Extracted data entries
★ ★ ★ ★ ★ ★ ★

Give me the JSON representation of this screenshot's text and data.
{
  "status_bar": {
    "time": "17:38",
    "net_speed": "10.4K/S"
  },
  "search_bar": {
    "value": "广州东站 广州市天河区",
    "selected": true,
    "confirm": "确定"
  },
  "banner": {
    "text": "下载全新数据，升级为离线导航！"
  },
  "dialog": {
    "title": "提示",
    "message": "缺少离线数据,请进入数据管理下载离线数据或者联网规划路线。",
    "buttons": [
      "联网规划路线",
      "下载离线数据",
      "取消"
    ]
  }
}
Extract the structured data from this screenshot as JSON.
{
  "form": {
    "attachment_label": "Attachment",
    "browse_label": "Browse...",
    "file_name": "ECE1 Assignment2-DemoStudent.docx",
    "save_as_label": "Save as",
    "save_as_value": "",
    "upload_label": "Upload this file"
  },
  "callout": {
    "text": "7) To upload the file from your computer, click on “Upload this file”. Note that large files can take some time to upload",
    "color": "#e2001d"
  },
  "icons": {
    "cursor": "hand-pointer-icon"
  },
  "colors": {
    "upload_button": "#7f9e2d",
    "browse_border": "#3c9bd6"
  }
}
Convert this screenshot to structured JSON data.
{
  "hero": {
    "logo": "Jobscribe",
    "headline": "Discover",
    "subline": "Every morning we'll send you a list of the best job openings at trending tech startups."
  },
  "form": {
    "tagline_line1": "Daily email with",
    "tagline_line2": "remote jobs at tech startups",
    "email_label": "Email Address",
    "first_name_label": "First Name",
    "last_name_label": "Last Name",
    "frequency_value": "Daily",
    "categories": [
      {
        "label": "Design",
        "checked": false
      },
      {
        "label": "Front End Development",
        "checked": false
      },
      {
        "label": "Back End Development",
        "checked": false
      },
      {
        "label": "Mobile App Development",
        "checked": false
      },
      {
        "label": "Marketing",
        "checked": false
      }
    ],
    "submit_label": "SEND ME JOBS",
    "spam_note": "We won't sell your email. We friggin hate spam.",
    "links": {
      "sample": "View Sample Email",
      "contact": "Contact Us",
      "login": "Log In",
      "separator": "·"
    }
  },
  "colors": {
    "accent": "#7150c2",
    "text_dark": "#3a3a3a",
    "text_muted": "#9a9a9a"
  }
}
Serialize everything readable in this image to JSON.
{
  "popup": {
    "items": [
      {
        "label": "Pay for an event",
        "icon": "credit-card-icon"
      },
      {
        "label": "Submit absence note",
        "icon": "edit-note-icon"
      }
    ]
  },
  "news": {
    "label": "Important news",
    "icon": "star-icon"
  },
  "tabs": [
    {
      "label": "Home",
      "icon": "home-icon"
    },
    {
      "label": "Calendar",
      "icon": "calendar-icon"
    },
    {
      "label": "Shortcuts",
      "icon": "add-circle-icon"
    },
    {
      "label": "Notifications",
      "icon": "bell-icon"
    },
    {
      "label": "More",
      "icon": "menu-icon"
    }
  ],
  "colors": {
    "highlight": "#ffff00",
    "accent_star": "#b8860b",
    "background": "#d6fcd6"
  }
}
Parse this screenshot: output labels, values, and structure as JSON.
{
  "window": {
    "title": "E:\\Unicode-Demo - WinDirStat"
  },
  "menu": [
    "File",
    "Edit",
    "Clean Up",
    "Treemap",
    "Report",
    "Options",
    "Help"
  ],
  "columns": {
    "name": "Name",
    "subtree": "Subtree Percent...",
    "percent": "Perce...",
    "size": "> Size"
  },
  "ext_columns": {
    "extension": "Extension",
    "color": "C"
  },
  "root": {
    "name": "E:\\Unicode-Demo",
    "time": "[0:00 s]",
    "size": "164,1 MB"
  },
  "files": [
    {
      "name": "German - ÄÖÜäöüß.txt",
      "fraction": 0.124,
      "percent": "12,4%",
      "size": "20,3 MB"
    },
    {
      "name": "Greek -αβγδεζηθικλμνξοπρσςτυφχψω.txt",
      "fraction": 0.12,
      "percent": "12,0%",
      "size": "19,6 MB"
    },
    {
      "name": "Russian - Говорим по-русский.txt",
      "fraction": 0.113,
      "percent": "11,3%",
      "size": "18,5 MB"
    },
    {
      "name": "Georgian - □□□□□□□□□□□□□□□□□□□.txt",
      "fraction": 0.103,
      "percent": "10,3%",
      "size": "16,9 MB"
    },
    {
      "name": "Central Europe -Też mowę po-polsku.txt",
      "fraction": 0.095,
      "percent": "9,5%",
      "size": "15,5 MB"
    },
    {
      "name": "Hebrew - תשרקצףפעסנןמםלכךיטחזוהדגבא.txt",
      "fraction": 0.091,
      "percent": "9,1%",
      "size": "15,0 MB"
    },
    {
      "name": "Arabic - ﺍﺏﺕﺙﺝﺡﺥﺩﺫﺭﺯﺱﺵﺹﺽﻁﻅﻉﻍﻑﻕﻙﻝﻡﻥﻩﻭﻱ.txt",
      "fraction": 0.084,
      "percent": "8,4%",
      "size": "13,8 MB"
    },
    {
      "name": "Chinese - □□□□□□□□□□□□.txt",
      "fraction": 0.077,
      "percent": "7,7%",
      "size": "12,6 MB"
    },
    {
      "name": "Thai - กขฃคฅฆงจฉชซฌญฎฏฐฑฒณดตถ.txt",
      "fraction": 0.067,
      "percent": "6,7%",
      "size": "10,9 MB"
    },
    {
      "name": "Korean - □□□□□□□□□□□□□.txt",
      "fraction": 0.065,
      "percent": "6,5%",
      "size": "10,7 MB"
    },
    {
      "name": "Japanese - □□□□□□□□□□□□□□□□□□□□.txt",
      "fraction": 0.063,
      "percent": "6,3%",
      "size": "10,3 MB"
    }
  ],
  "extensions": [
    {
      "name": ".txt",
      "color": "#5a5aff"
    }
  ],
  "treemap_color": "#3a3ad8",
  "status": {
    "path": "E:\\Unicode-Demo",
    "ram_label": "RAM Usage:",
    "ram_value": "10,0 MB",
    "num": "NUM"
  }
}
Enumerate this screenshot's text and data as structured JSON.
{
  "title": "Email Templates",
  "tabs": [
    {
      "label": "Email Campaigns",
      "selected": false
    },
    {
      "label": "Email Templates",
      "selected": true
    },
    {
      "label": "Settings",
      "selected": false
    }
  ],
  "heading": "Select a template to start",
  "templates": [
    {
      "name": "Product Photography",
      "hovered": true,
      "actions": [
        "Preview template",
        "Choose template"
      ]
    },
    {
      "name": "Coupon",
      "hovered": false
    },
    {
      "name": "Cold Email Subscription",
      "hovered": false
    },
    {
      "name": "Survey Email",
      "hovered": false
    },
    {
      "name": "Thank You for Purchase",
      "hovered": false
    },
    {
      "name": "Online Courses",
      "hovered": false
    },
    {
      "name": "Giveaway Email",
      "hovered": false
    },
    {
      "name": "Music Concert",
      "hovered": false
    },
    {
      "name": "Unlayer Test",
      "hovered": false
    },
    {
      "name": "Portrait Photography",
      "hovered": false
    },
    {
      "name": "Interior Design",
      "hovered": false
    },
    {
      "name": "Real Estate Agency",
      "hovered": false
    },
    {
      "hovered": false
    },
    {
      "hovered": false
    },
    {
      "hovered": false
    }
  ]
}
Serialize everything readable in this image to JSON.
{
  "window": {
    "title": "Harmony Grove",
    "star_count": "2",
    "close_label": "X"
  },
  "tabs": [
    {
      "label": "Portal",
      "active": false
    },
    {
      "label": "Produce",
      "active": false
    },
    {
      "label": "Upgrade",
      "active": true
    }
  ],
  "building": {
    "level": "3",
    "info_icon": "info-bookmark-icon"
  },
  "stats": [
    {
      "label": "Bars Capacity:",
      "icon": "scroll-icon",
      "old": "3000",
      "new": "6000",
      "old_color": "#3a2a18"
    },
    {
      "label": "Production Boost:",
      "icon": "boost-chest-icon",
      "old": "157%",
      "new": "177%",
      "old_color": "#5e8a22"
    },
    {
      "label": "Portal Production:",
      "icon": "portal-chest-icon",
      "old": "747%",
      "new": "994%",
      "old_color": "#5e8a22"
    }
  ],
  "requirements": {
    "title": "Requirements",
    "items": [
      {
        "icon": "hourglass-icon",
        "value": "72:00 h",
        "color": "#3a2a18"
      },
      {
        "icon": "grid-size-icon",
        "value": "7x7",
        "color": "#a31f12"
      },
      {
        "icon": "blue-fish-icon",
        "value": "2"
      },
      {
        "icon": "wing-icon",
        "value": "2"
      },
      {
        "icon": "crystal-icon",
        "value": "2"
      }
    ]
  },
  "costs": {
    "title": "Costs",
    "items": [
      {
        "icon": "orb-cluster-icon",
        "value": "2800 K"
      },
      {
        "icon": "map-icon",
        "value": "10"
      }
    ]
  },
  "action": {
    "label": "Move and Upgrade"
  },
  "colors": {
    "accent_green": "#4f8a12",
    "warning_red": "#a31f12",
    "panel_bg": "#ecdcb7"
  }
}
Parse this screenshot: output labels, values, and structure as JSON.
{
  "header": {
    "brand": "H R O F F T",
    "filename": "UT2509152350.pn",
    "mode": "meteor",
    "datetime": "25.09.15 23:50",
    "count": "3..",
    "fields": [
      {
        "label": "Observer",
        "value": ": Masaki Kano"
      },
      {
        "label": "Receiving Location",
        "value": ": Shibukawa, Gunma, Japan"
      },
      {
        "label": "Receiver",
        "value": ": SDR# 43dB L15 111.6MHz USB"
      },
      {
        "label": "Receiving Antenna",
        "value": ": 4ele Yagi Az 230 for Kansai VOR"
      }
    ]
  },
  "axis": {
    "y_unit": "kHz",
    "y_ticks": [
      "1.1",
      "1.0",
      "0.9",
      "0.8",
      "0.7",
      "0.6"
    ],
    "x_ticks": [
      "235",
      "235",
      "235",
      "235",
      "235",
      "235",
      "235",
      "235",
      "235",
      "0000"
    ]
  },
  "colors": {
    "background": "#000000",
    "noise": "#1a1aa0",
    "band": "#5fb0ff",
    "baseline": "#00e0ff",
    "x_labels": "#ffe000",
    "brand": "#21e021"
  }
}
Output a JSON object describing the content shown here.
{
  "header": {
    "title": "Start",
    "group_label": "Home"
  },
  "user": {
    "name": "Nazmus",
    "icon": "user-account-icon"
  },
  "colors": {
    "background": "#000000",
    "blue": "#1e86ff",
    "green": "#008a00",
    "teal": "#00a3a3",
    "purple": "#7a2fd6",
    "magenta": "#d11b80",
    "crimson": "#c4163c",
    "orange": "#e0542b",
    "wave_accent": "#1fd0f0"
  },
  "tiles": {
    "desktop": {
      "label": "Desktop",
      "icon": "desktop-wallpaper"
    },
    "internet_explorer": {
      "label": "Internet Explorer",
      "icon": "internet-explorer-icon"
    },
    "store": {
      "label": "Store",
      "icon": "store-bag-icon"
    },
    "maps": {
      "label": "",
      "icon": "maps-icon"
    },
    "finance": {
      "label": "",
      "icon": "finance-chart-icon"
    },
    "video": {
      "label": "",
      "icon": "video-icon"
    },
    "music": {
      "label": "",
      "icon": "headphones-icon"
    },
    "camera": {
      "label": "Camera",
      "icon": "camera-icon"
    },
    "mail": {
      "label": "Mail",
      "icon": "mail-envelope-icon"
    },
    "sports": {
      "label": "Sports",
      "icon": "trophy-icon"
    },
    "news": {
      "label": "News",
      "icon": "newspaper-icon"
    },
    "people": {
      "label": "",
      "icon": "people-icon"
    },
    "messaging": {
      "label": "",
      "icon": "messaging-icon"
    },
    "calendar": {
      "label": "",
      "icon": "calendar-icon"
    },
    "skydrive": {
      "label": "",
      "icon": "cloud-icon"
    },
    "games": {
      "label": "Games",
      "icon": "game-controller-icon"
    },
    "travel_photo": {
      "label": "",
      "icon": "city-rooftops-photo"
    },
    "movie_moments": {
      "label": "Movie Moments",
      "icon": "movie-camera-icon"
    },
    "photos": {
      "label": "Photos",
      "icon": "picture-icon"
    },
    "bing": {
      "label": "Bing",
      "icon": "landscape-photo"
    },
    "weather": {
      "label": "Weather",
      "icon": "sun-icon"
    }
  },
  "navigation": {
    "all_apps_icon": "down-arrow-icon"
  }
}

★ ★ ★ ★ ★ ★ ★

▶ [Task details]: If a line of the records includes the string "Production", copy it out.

▶ [Output of the exercise]:
      "label": "Production Boost:",
      "label": "Portal Production:",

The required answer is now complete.